---------- Data provided

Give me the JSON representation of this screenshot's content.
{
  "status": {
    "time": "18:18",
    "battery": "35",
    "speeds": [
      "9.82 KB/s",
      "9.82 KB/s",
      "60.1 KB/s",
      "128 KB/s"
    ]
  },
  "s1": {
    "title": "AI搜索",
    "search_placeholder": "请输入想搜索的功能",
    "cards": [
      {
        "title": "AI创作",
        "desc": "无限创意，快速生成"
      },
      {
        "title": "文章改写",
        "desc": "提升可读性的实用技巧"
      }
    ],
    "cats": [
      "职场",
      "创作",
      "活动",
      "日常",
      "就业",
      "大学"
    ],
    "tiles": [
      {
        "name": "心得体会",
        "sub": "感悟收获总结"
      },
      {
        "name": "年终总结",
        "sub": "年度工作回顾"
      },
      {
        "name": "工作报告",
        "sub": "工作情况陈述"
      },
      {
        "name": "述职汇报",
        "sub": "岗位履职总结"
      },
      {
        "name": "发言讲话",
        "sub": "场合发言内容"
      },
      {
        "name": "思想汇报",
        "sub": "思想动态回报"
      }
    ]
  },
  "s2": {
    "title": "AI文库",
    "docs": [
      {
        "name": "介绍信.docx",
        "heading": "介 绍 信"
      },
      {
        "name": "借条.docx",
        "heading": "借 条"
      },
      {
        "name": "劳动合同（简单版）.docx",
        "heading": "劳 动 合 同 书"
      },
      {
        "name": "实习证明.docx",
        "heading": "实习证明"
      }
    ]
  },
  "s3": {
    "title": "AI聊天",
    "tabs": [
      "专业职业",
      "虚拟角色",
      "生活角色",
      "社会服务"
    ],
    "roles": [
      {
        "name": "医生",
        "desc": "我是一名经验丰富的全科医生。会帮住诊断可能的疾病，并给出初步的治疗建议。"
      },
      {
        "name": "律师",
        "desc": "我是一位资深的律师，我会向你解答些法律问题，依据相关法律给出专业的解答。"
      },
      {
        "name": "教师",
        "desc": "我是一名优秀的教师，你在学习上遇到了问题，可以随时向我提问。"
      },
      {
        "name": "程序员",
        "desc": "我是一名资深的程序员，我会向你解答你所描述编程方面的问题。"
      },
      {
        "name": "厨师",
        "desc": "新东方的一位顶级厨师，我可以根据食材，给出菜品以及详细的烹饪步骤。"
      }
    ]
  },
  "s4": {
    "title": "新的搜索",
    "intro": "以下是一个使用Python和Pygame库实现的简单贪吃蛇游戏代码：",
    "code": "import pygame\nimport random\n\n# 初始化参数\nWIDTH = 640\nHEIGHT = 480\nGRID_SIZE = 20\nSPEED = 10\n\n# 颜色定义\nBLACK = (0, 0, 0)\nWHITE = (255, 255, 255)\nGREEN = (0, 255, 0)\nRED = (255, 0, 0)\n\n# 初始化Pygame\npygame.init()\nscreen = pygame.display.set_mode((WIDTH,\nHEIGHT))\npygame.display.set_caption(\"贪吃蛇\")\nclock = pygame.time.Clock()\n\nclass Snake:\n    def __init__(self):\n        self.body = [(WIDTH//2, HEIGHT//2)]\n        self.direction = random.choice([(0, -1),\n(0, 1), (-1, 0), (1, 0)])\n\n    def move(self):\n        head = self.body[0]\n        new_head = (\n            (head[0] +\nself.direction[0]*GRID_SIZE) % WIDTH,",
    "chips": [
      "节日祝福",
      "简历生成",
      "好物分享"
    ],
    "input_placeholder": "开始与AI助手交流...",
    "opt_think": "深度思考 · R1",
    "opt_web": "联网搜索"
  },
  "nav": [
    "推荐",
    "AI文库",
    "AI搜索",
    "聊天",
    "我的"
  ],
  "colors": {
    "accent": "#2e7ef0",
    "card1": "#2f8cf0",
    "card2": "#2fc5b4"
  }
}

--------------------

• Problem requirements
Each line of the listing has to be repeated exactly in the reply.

• Answer
Give me the JSON representation of this screenshot's content.
{
  "status": {
    "time": "18:18",
    "battery": "35",
    "speeds": [
      "9.82 KB/s",
      "9.82 KB/s",
      "60.1 KB/s",
      "128 KB/s"
    ]
  },
  "s1": {
    "title": "AI搜索",
    "search_placeholder": "请输入想搜索的功能",
    "cards": [
      {
        "title": "AI创作",
        "desc": "无限创意，快速生成"
      },
      {
        "title": "文章改写",
        "desc": "提升可读性的实用技巧"
      }
    ],
    "cats": [
      "职场",
      "创作",
      "活动",
      "日常",
      "就业",
      "大学"
    ],
    "tiles": [
      {
        "name": "心得体会",
        "sub": "感悟收获总结"
      },
      {
        "name": "年终总结",
        "sub": "年度工作回顾"
      },
      {
        "name": "工作报告",
        "sub": "工作情况陈述"
      },
      {
        "name": "述职汇报",
        "sub": "岗位履职总结"
      },
      {
        "name": "发言讲话",
        "sub": "场合发言内容"
      },
      {
        "name": "思想汇报",
        "sub": "思想动态回报"
      }
    ]
  },
  "s2": {
    "title": "AI文库",
    "docs": [
      {
        "name": "介绍信.docx",
        "heading": "介 绍 信"
      },
      {
        "name": "借条.docx",
        "heading": "借 条"
      },
      {
        "name": "劳动合同（简单版）.docx",
        "heading": "劳 动 合 同 书"
      },
      {
        "name": "实习证明.docx",
        "heading": "实习证明"
      }
    ]
  },
  "s3": {
    "title": "AI聊天",
    "tabs": [
      "专业职业",
      "虚拟角色",
      "生活角色",
      "社会服务"
    ],
    "roles": [
      {
        "name": "医生",
        "desc": "我是一名经验丰富的全科医生。会帮住诊断可能的疾病，并给出初步的治疗建议。"
      },
      {
        "name": "律师",
        "desc": "我是一位资深的律师，我会向你解答些法律问题，依据相关法律给出专业的解答。"
      },
      {
        "name": "教师",
        "desc": "我是一名优秀的教师，你在学习上遇到了问题，可以随时向我提问。"
      },
      {
        "name": "程序员",
        "desc": "我是一名资深的程序员，我会向你解答你所描述编程方面的问题。"
      },
      {
        "name": "厨师",
        "desc": "新东方的一位顶级厨师，我可以根据食材，给出菜品以及详细的烹饪步骤。"
      }
    ]
  },
  "s4": {
    "title": "新的搜索",
    "intro": "以下是一个使用Python和Pygame库实现的简单贪吃蛇游戏代码：",
    "code": "import pygame\nimport random\n\n# 初始化参数\nWIDTH = 640\nHEIGHT = 480\nGRID_SIZE = 20\nSPEED = 10\n\n# 颜色定义\nBLACK = (0, 0, 0)\nWHITE = (255, 255, 255)\nGREEN = (0, 255, 0)\nRED = (255, 0, 0)\n\n# 初始化Pygame\npygame.init()\nscreen = pygame.display.set_mode((WIDTH,\nHEIGHT))\npygame.display.set_caption(\"贪吃蛇\")\nclock = pygame.time.Clock()\n\nclass Snake:\n    def __init__(self):\n        self.body = [(WIDTH//2, HEIGHT//2)]\n        self.direction = random.choice([(0, -1),\n(0, 1), (-1, 0), (1, 0)])\n\n    def move(self):\n        head = self.body[0]\n        new_head = (\n            (head[0] +\nself.direction[0]*GRID_SIZE) % WIDTH,",
    "chips": [
      "节日祝福",
      "简历生成",
      "好物分享"
    ],
    "input_placeholder": "开始与AI助手交流...",
    "opt_think": "深度思考 · R1",
    "opt_web": "联网搜索"
  },
  "nav": [
    "推荐",
    "AI文库",
    "AI搜索",
    "聊天",
    "我的"
  ],
  "colors": {
    "accent": "#2e7ef0",
    "card1": "#2f8cf0",
    "card2": "#2fc5b4"
  }
}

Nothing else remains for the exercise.